"Hello, what can I search for you?" asks Taylor, the "face" of the AI (artificial intelligence) behind TayloredMedia. She welcomes the user to an audiovisual archive at the very beginning of their search. Audiovisual archives are becoming increasingly important for scientific and journalistic research. In order to archive the enormous amount of video content as part of the cultural heritage and to enable further uses, the content must be described in the best possible way. This requires good and comprehensive keywording of the data. However, due to the increase in the amount of data, manual tagging has been reaching its limits for quite some time. Researchers from our DIGITAL Institute, the University of Applied Sciences St. Pölten and Redlink worked on the "TailoredMedia" project to develop an artificial intelligence to support the keywording of large media archives and the search within them. ORF and the Austrian Media Library were also involved in the project: They defined usage scenarios and provided data.

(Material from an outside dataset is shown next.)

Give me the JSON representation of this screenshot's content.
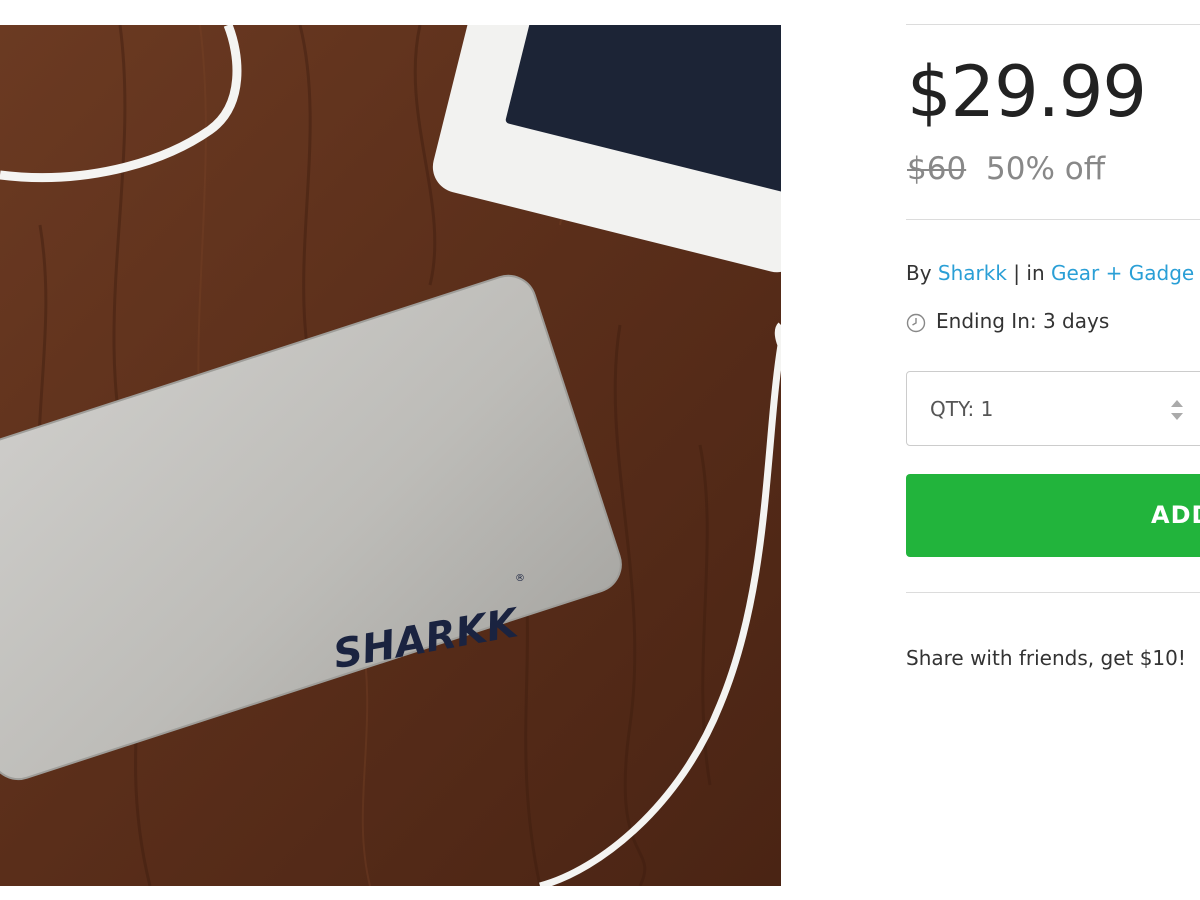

Automatic keywording and improved search
"The project pursued two related goals: On the one hand, the development of powerful artificial intelligence methods for the automatic tagging of audiovisual content; on the other hand, the user-centered implementation of user interfaces in order to be able to deal with the large, automatically generated amount of data in a targeted manner," explains project coordinator Georg Thallinger from the DIGITAL Institute. The evaluations by the users showed that the project succeeded very well in both areas.

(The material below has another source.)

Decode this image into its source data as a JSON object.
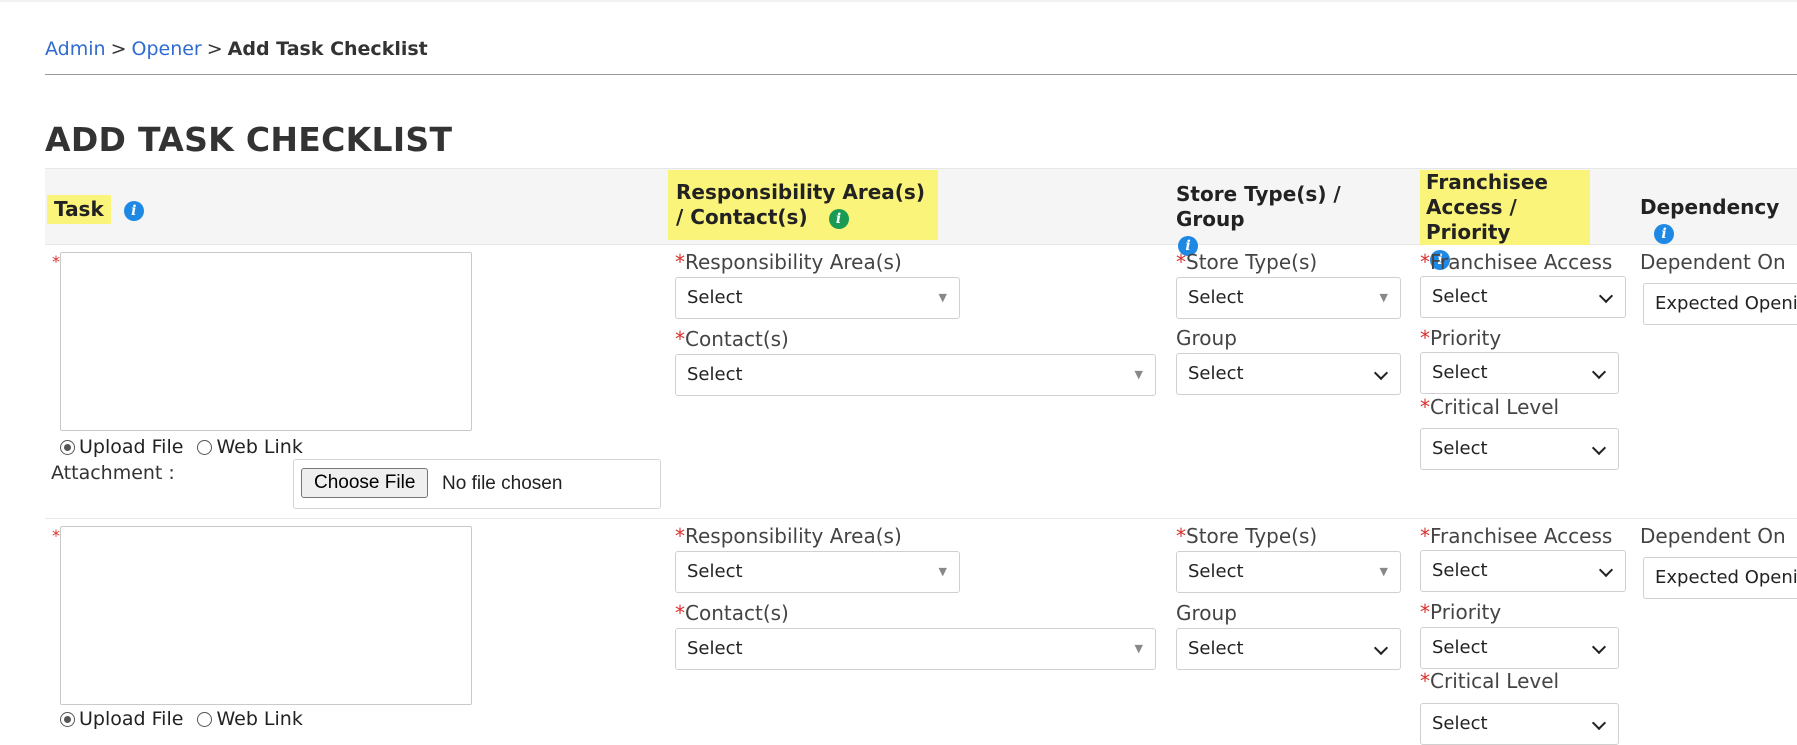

"The biggest challenge for us, and thus also from the point of view of the users, was to control the keywording carried out by the AI. Since an AI 'thinks' in different categories than a human, a common ontology was needed, i.e. a common description logic for the traceability and improvement of the results," reports Peter Judmaier, project manager and deputy head of the Media Computing research group at St. Pölten University of Applied Sciences. To overcome these challenges, the project team developed a personalization of the AI called "Taylor". Taylor involves the users*, explains how results come about and also lets them negotiate with it about the ontology. "This not only makes it possible to understand whether Taylor understands a term correctly, knows it at all, or is in the appropriate media category, but also makes it easy to resolve any misunderstandings. This kind of 'metacommunication' makes the limits of AI understandable to users* and speeds up their research," Judmaier says.
TailoredMedia stands for" Tailored and Agile enrIchment and Linking fOR sEmantic Description of multiMedia" and researches and develops methods for the automatic analysis of audiovisual content based on artificial intelligence (AI). The project was funded by the Austrian Federal Ministry for Climate Protection, Environment, Energy, Mobility, Innovation and Technology (BMK) as part of the "ICT of the Future" program.
Click here for the project website